[Start of Attachment]

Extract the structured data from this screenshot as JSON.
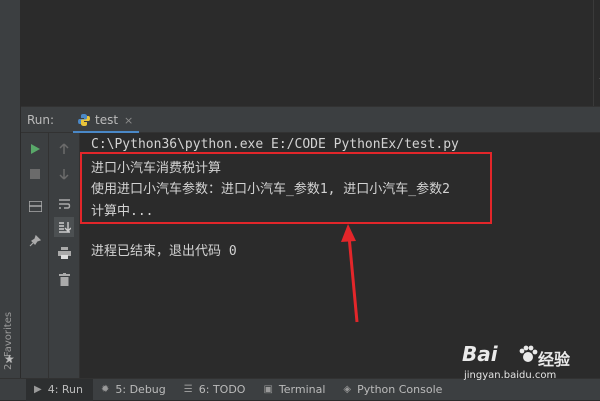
{
  "sidebar": {
    "favorites_label": "2: Favorites"
  },
  "run_panel": {
    "label": "Run:",
    "tab": {
      "label": "test",
      "close": "×"
    }
  },
  "console": {
    "lines": [
      "C:\\Python36\\python.exe E:/CODE PythonEx/test.py",
      "进口小汽车消费税计算",
      "使用进口小汽车参数：进口小汽车_参数1, 进口小汽车_参数2",
      "计算中...",
      "进程已结束，退出代码 0"
    ]
  },
  "bottom_tabs": [
    {
      "label": "4: Run",
      "icon": "run-icon"
    },
    {
      "label": "5: Debug",
      "icon": "bug-icon"
    },
    {
      "label": "6: TODO",
      "icon": "todo-icon"
    },
    {
      "label": "Terminal",
      "icon": "terminal-icon"
    },
    {
      "label": "Python Console",
      "icon": "python-icon"
    }
  ],
  "watermark": {
    "brand": "Bai",
    "cn": "经验",
    "url": "jingyan.baidu.com"
  },
  "colors": {
    "highlight_box": "#e3262a",
    "accent": "#4a88c7",
    "run_green": "#59a869"
  }
}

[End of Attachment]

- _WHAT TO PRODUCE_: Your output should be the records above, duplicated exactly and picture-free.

- _EXERCISE ANSWER_:
Extract the structured data from this screenshot as JSON.
{
  "sidebar": {
    "favorites_label": "2: Favorites"
  },
  "run_panel": {
    "label": "Run:",
    "tab": {
      "label": "test",
      "close": "×"
    }
  },
  "console": {
    "lines": [
      "C:\\Python36\\python.exe E:/CODE PythonEx/test.py",
      "进口小汽车消费税计算",
      "使用进口小汽车参数：进口小汽车_参数1, 进口小汽车_参数2",
      "计算中...",
      "进程已结束，退出代码 0"
    ]
  },
  "bottom_tabs": [
    {
      "label": "4: Run",
      "icon": "run-icon"
    },
    {
      "label": "5: Debug",
      "icon": "bug-icon"
    },
    {
      "label": "6: TODO",
      "icon": "todo-icon"
    },
    {
      "label": "Terminal",
      "icon": "terminal-icon"
    },
    {
      "label": "Python Console",
      "icon": "python-icon"
    }
  ],
  "watermark": {
    "brand": "Bai",
    "cn": "经验",
    "url": "jingyan.baidu.com"
  },
  "colors": {
    "highlight_box": "#e3262a",
    "accent": "#4a88c7",
    "run_green": "#59a869"
  }
}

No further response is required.